Pink Flyod “Dark Side of the Moon” 1973. Today, September 6th, is Pink Floyd singer, songwriter, bassist Roger Waters’ 75th birthday (b. 1943). Hard to believe but this is a relatively recent acquisition, mainly because as children of the 70′s we were heartily sick of it (kind of still are); one of Joe’s older sister played the shit out of it when he was a kid and I heard it waaayyyy too much a bit later, in college at UW-Madison where it was favorite in many many dorm rooms. (Being an only child whose parents weren’t into psychedelic or prog, I thankfully missed out on Floyd saturation in the 70′s.) But it’s kind of one of those records that everyone should have a copy of I suppose – and it seems most people do having sold over 45 million copies making it one of the best-selling records of all time. It was on the charts for a staggering 741 weeks from ‘73-’88 and reentered the charts in ‘09 where it has been for over 900 weeks. It’s no wonder we’re sick of it! That said, it really is a musical masterpiece and going in for a listen, straining to have fresh ears, there are moments of pure, lush beauty. “Breathe” and “Time,” which start off the record, are gorgeous – but I still really cannot stand “Money” (released as the first single in ‘73, their first in the US where it hit #13 on the charts) and in fact just picked up the needle and skipped to the second song on Side B: “Us and Them,” a jazzy-prog atmospheric mashup with plenty of saxophone. That track is alright; Pink Floyd released it as the second and final single from Dark Side of the Moon and it charted at #72.

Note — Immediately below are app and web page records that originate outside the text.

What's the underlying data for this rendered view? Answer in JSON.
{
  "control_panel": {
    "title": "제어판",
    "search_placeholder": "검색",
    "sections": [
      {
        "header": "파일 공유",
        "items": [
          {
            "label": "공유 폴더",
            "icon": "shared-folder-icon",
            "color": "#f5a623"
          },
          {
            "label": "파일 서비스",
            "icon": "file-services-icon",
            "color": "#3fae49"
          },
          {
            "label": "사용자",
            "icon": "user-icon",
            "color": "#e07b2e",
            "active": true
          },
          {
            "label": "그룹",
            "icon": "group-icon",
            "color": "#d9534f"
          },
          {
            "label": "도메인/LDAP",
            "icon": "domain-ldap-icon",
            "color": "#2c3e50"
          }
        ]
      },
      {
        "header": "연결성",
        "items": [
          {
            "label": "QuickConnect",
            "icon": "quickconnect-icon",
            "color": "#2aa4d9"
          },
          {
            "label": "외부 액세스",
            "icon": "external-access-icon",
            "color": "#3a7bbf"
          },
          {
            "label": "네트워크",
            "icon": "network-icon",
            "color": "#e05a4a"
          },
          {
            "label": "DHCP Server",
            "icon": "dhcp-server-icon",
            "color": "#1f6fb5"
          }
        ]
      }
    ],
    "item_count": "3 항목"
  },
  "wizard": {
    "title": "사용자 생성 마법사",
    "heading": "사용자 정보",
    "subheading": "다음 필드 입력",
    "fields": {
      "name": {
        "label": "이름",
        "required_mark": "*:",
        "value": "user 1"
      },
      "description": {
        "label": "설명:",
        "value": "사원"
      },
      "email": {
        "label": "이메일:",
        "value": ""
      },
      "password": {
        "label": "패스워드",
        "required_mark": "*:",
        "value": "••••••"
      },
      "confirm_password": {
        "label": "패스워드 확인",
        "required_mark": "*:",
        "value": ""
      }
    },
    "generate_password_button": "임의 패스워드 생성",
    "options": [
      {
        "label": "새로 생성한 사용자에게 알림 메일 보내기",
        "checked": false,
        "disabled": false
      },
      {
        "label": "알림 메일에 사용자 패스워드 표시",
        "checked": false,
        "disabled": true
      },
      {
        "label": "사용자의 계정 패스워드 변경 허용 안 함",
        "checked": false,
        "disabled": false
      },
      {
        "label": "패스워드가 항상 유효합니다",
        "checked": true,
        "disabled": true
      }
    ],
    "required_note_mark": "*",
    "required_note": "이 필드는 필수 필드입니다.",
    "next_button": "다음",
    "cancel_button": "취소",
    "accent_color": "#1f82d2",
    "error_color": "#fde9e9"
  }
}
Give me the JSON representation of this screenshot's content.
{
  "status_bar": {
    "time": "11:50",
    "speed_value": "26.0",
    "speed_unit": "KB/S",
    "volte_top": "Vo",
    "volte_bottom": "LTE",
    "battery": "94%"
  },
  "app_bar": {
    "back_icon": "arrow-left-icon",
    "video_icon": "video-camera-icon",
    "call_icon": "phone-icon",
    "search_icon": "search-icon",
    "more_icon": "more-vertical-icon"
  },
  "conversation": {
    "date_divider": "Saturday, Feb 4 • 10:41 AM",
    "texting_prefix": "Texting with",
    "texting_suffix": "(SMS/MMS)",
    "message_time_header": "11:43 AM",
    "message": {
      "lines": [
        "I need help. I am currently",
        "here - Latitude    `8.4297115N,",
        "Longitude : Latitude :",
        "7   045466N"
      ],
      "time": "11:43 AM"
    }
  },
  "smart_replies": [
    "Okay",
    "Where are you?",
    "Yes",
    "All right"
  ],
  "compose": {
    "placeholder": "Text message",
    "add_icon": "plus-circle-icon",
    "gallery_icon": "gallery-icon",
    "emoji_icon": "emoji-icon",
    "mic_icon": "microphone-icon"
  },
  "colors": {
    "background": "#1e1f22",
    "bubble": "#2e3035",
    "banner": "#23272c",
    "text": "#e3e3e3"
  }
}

Allmusic says about the album “By condensing the sonic explorations of Meddle to actual songs and adding a lush, immaculate production to their trippiest instrumental sections, Pink Floyd inadvertently designed their commercial breakthrough with Dark Side of the Moon. The primary revelation of Dark Side of the Moon is what a little focus does for the band. Roger Waters wrote a series of songs about mundane, everyday details which aren’t that impressive by themselves, but when given the sonic backdrop of Floyd’s slow, atmospheric soundscapes and carefully placed sound effects, they achieve an emotional resonance. But what gives the album true power is the subtly textured music, which evolves from ponderous, neo-psychedelic art rock to jazz fusion and blues-rock before turning back to psychedelia. It’s dense with detail, but leisurely paced, creating its own dark, haunting world. Pink Floyd may have better albums than Dark Side of the Moon, but no other record defines them quite as well as this one.”